The best part? You’ll have visited a part of New York few other travelers — and New Yorkers — have ever been. Yes, off-the-beaten-path is possible in one of the country’s most popular cities.
8) Visit Famous Graves
Okay, stay with me here. Where do travelers flock in Paris? Père Lachaise Cemetery to see Jim Morrison’s grave. How about Buenos Aires? Recoleta Cemetery for Eva Peron. Well, New York has its share of famous graves, most of which go unvisited by travelers (even though the price to do so is free).
Woodlawn Cemetery in the Bronx is famous for the great jazz legends buried there. In fact, so many are there, the cemetery has its own “jazz corner,” where such greats such as Coleman Hawkins, Duke Ellington, Lionel Hampton, Miles Davis and Max Roach are found.
Over in Queens is Saint John’s Cemetery, home to the city’s most notorious mafioso, including John Gotti, Lucky Luciano, Joe Colombo, Carlo Gambino and Vito Genovese.

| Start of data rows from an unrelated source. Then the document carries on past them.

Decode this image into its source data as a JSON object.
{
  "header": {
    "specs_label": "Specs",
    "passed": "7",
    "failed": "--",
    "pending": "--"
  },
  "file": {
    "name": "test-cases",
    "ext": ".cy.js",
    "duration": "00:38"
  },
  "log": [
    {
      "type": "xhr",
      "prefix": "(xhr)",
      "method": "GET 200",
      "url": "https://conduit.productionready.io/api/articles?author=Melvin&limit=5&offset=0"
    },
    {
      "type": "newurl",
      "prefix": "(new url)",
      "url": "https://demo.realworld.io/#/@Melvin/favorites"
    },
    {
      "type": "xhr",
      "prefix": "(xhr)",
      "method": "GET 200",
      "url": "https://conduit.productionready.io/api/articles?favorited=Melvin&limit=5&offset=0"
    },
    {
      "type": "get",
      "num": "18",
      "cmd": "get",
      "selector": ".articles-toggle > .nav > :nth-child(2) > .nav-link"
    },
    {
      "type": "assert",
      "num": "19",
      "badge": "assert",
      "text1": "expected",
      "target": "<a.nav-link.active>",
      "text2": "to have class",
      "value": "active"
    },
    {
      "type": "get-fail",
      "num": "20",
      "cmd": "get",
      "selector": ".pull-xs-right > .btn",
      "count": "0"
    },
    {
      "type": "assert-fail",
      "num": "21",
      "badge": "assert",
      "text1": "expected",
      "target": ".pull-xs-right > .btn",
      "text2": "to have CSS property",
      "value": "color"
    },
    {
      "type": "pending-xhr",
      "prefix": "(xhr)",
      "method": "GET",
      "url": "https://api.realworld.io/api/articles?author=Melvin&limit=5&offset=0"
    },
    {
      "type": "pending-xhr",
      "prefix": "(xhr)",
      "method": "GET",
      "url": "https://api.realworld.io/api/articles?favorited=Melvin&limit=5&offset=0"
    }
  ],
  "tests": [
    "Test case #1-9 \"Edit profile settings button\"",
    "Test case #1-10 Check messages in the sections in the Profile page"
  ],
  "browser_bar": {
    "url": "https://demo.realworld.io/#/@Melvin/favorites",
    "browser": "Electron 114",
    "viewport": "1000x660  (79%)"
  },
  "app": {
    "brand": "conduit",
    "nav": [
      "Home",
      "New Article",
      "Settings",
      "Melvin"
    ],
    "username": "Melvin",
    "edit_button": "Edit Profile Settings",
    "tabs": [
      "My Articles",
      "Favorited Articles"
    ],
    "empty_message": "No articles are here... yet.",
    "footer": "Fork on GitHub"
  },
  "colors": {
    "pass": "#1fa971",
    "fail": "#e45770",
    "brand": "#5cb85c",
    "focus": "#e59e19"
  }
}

And perhaps most famous, Green-Wood Cemetery in Greenwood Heights, Brooklyn, is the city’s most scenic final resting place. Here you can find the graves of Jean-Michel Basquiat, Henry Ward Beecher, Leonard Bernstein, William “Bill The Butcher” Poole (of Gangs of New York fame), and William Marcy “Boss” Tweed.
9) Prospect Park
Prospect Park, in the heart of Brooklyn, is really a city unto itself. Every Saturday, at the entrance at Grand Army Plaza, is a farmer’s market. At drummer’s grove, just inside the Parkside Ave./Ocean Ave. entrance, you can join in on the city’s largest, daily drum circle. And 2 1/2 miles of nature trails, where free tours are offered by the park, begin just inside the Lincoln Rd./Ocean Ave. entrance. Sorry, no sleeping overnight, you’re going to have to leave come 1 a.m.
Also, the park’s bandshell is home to some of the best free shows of the summer in the entire city. This year alone features shows from Andrew Bird, Los Lobos, Sean Kuti, Dr. John and Ra Ra Riot.
10) Hit The Beach
Visitors to New York are usually surprised by this, but New York City actually has some very close and nice beaches. Both Rockaway Beach and Coney Island are less than an hour away, and both are accessible by the subway that drops visitors off steps from the sand. Beside the famous history and boardwalk of Coney Island, at Rockaway visitors can rent surfboards and even take lessons.
By Matt Stabile
ABOUT THE AUTHOR
Matt Stabile is the founder and Editor-in-Chief of TheExpeditioner.com. You can read his writings, watch his travel videos, purchase the book he co-edited or contact him via email at any time at TheExpeditioner.com. (@TheExpeditioner)
Published on May 31, 2010